About this task: Read the records below. Copy each line where the string "distribute" occurs.

*** Data extracts Section Begins ***

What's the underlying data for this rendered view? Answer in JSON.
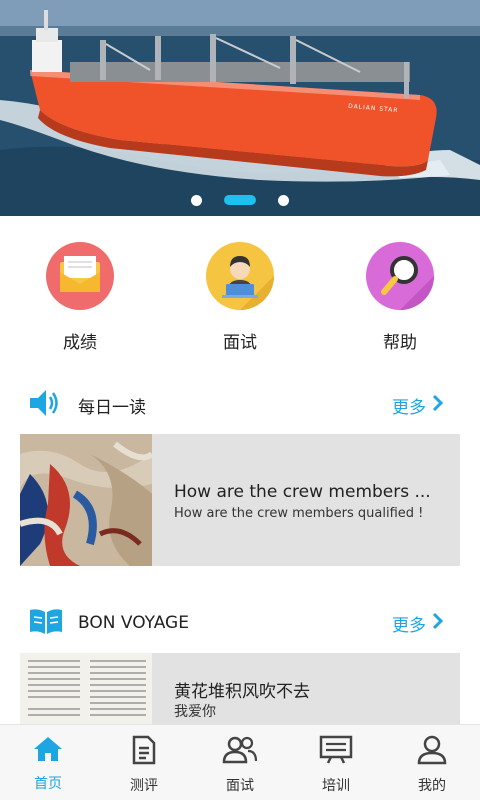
{
  "banner": {
    "ship_name": "DALIAN STAR",
    "active_index": 1,
    "indicator_count": 3
  },
  "quick_menu": [
    {
      "label": "成绩",
      "icon": "envelope-icon",
      "color": "#f06b6b"
    },
    {
      "label": "面试",
      "icon": "person-laptop-icon",
      "color": "#f5c542"
    },
    {
      "label": "帮助",
      "icon": "magnifier-icon",
      "color": "#d96bd9"
    }
  ],
  "daily_read": {
    "title": "每日一读",
    "more": "更多",
    "item": {
      "title": "How are the crew members ...",
      "subtitle": "How are the crew members qualified !"
    }
  },
  "bon_voyage": {
    "title": "BON VOYAGE",
    "more": "更多",
    "item": {
      "title": "黄花堆积风吹不去",
      "subtitle": "我爱你"
    }
  },
  "tabbar": [
    {
      "label": "首页",
      "icon": "home-icon",
      "active": true
    },
    {
      "label": "测评",
      "icon": "document-icon",
      "active": false
    },
    {
      "label": "面试",
      "icon": "people-icon",
      "active": false
    },
    {
      "label": "培训",
      "icon": "board-icon",
      "active": false
    },
    {
      "label": "我的",
      "icon": "user-icon",
      "active": false
    }
  ],
  "colors": {
    "accent": "#1ea6e3",
    "indicator": "#1ec0f0",
    "hull": "#f0522a",
    "card_bg": "#e2e2e2"
  }
}
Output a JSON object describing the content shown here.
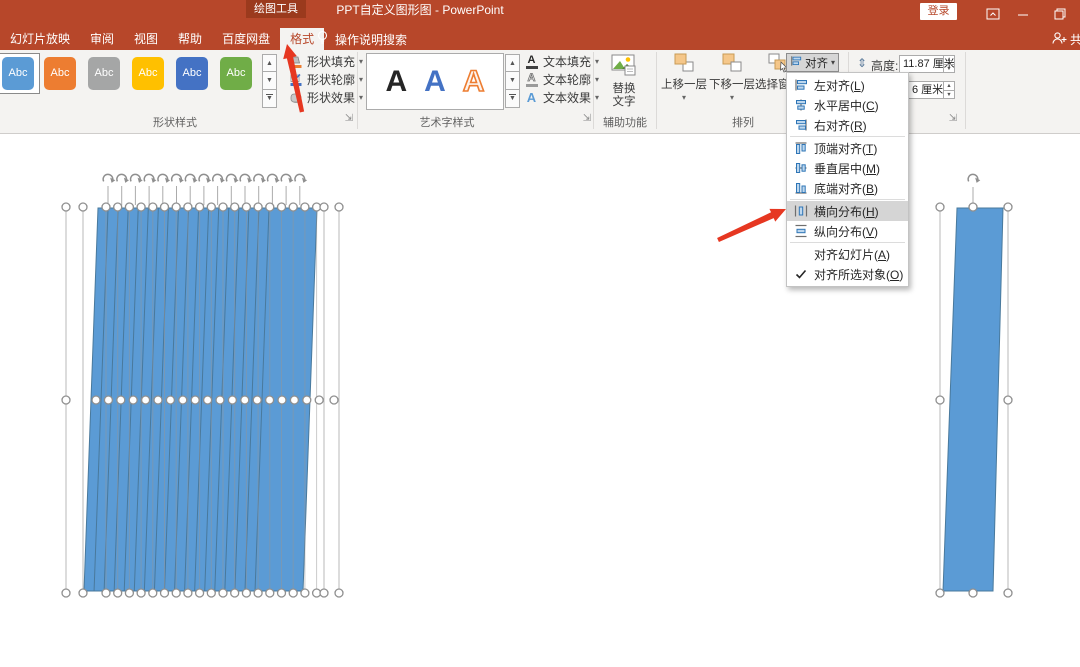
{
  "titlebar": {
    "contextual_tab": "绘图工具",
    "title": "PPT自定义图形图  -  PowerPoint",
    "sign_in": "登录"
  },
  "tabs": [
    {
      "name": "slideshow",
      "label": "幻灯片放映"
    },
    {
      "name": "review",
      "label": "审阅"
    },
    {
      "name": "view",
      "label": "视图"
    },
    {
      "name": "help",
      "label": "帮助"
    },
    {
      "name": "baidu-netdisk",
      "label": "百度网盘"
    },
    {
      "name": "format",
      "label": "格式",
      "active": true
    }
  ],
  "tellme": {
    "label": "操作说明搜索"
  },
  "share": {
    "label": "共享"
  },
  "ribbon": {
    "shape_styles": {
      "group_label": "形状样式",
      "gallery": [
        {
          "name": "shape-style-blue-selected",
          "label": "Abc",
          "color": "#5B9BD5",
          "selected": true
        },
        {
          "name": "shape-style-orange",
          "label": "Abc",
          "color": "#ED7D31"
        },
        {
          "name": "shape-style-gray",
          "label": "Abc",
          "color": "#A5A6A6"
        },
        {
          "name": "shape-style-yellow",
          "label": "Abc",
          "color": "#FFC000"
        },
        {
          "name": "shape-style-darkblue",
          "label": "Abc",
          "color": "#4472C4"
        },
        {
          "name": "shape-style-green",
          "label": "Abc",
          "color": "#70AD47"
        }
      ],
      "buttons": [
        {
          "name": "shape-fill",
          "label": "形状填充"
        },
        {
          "name": "shape-outline",
          "label": "形状轮廓"
        },
        {
          "name": "shape-effects",
          "label": "形状效果"
        }
      ]
    },
    "wordart": {
      "group_label": "艺术字样式",
      "samples": [
        "A",
        "A",
        "A"
      ],
      "buttons": [
        {
          "name": "text-fill",
          "label": "文本填充"
        },
        {
          "name": "text-outline",
          "label": "文本轮廓"
        },
        {
          "name": "text-effects",
          "label": "文本效果"
        }
      ]
    },
    "accessibility": {
      "group_label": "辅助功能",
      "alt_text_button": "替换文字"
    },
    "arrange": {
      "group_label": "排列",
      "bring_forward": "上移一层",
      "send_backward": "下移一层",
      "selection_pane": "选择窗格",
      "align_button": "对齐"
    },
    "size": {
      "height_label": "高度:",
      "height_value": "11.87 厘米",
      "width_value_visible": "6 厘米"
    }
  },
  "align_menu": {
    "items": [
      {
        "name": "align-left",
        "text": "左对齐",
        "key": "L",
        "icon": "align-left"
      },
      {
        "name": "align-center",
        "text": "水平居中",
        "key": "C",
        "icon": "align-center"
      },
      {
        "name": "align-right",
        "text": "右对齐",
        "key": "R",
        "icon": "align-right"
      },
      {
        "sep": true
      },
      {
        "name": "align-top",
        "text": "顶端对齐",
        "key": "T",
        "icon": "align-top"
      },
      {
        "name": "align-middle",
        "text": "垂直居中",
        "key": "M",
        "icon": "align-middle"
      },
      {
        "name": "align-bottom",
        "text": "底端对齐",
        "key": "B",
        "icon": "align-bottom"
      },
      {
        "sep": true
      },
      {
        "name": "distribute-horizontally",
        "text": "横向分布",
        "key": "H",
        "icon": "dist-h",
        "highlighted": true
      },
      {
        "name": "distribute-vertically",
        "text": "纵向分布",
        "key": "V",
        "icon": "dist-v"
      },
      {
        "sep": true
      },
      {
        "name": "align-to-slide",
        "text": "对齐幻灯片",
        "key": "A"
      },
      {
        "name": "align-selected-objects",
        "text": "对齐所选对象",
        "key": "O",
        "checked": true
      }
    ]
  },
  "canvas": {
    "left_group": {
      "shape_count": 18,
      "fill_color": "#5B9BD5",
      "selected": true
    },
    "right_shape": {
      "fill_color": "#5B9BD5",
      "selected": true
    },
    "annotation_color": "#E63721"
  },
  "icons": {
    "lightbulb": "tell-me bulb",
    "person_plus": "share person",
    "rotation_handle": "circular arrow",
    "spinner": "up/down triangles"
  }
}
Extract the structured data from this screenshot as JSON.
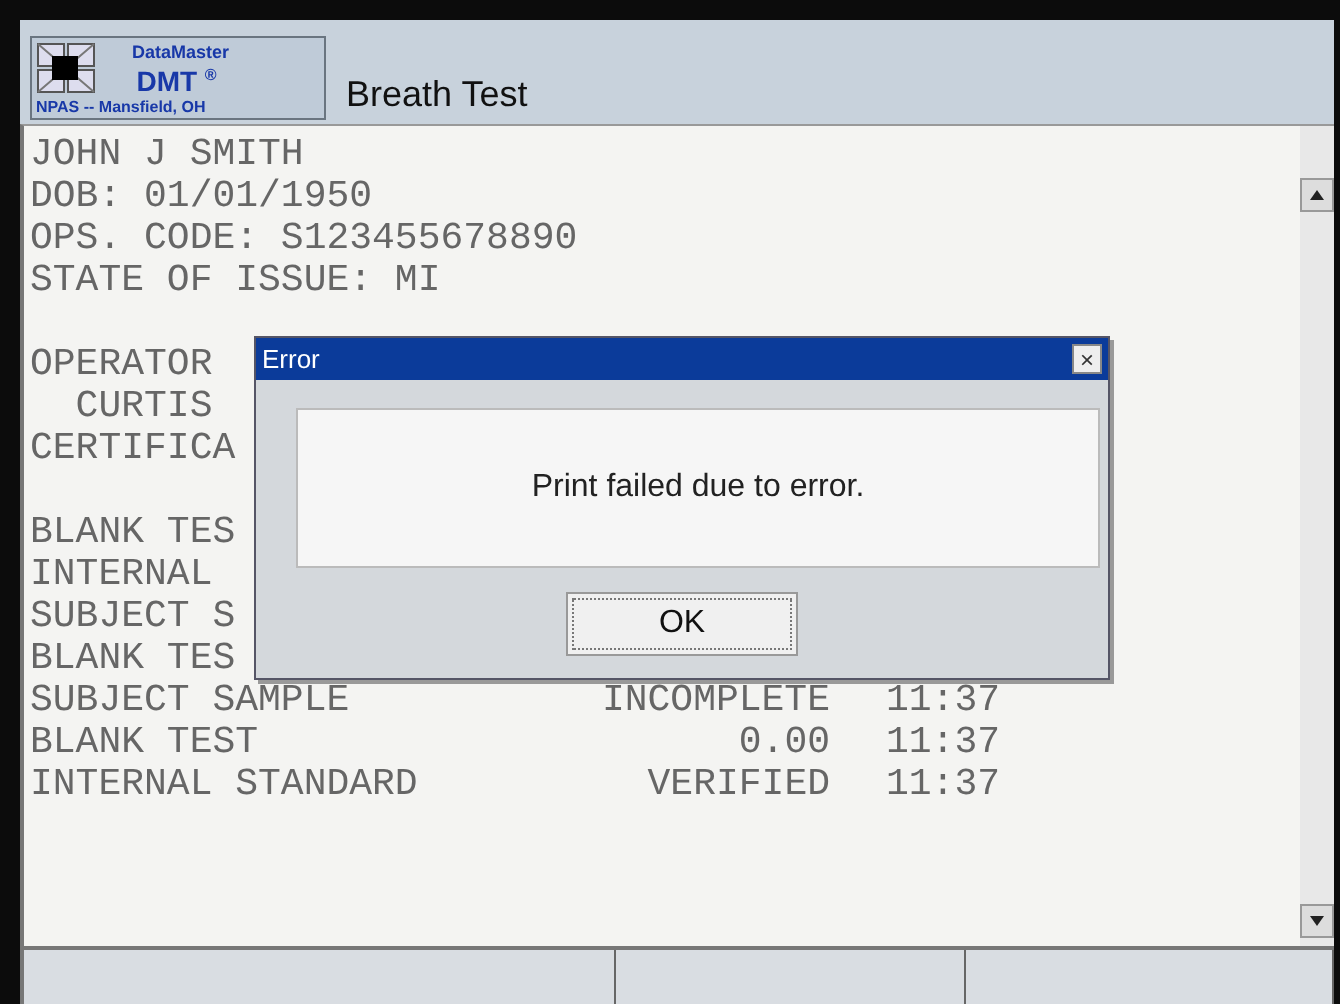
{
  "header": {
    "logo": {
      "brand": "DataMaster",
      "model": "DMT",
      "mark": "®",
      "location": "NPAS -- Mansfield, OH"
    },
    "title": "Breath Test"
  },
  "report": {
    "lines": [
      {
        "kind": "text",
        "label": "JOHN J SMITH"
      },
      {
        "kind": "text",
        "label": "DOB: 01/01/1950"
      },
      {
        "kind": "text",
        "label": "OPS. CODE: S123455678890"
      },
      {
        "kind": "text",
        "label": "STATE OF ISSUE: MI"
      },
      {
        "kind": "blank"
      },
      {
        "kind": "text",
        "label": "OPERATOR"
      },
      {
        "kind": "text",
        "label": "  CURTIS"
      },
      {
        "kind": "text",
        "label": "CERTIFICA"
      },
      {
        "kind": "blank"
      },
      {
        "kind": "text",
        "label": "BLANK TES"
      },
      {
        "kind": "text",
        "label": "INTERNAL"
      },
      {
        "kind": "text",
        "label": "SUBJECT S"
      },
      {
        "kind": "text",
        "label": "BLANK TES"
      },
      {
        "kind": "text",
        "label": "SUBJECT SAMPLE",
        "value": "INCOMPLETE",
        "time": "11:37"
      },
      {
        "kind": "text",
        "label": "BLANK TEST",
        "value": "0.00",
        "time": "11:37"
      },
      {
        "kind": "text",
        "label": "INTERNAL STANDARD",
        "value": "VERIFIED",
        "time": "11:37"
      }
    ]
  },
  "dialog": {
    "title": "Error",
    "close": "×",
    "message": "Print failed due to error.",
    "button": "OK"
  }
}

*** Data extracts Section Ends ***

Expected answer:
        "name": "distribute-horizontally",
        "name": "distribute-vertically",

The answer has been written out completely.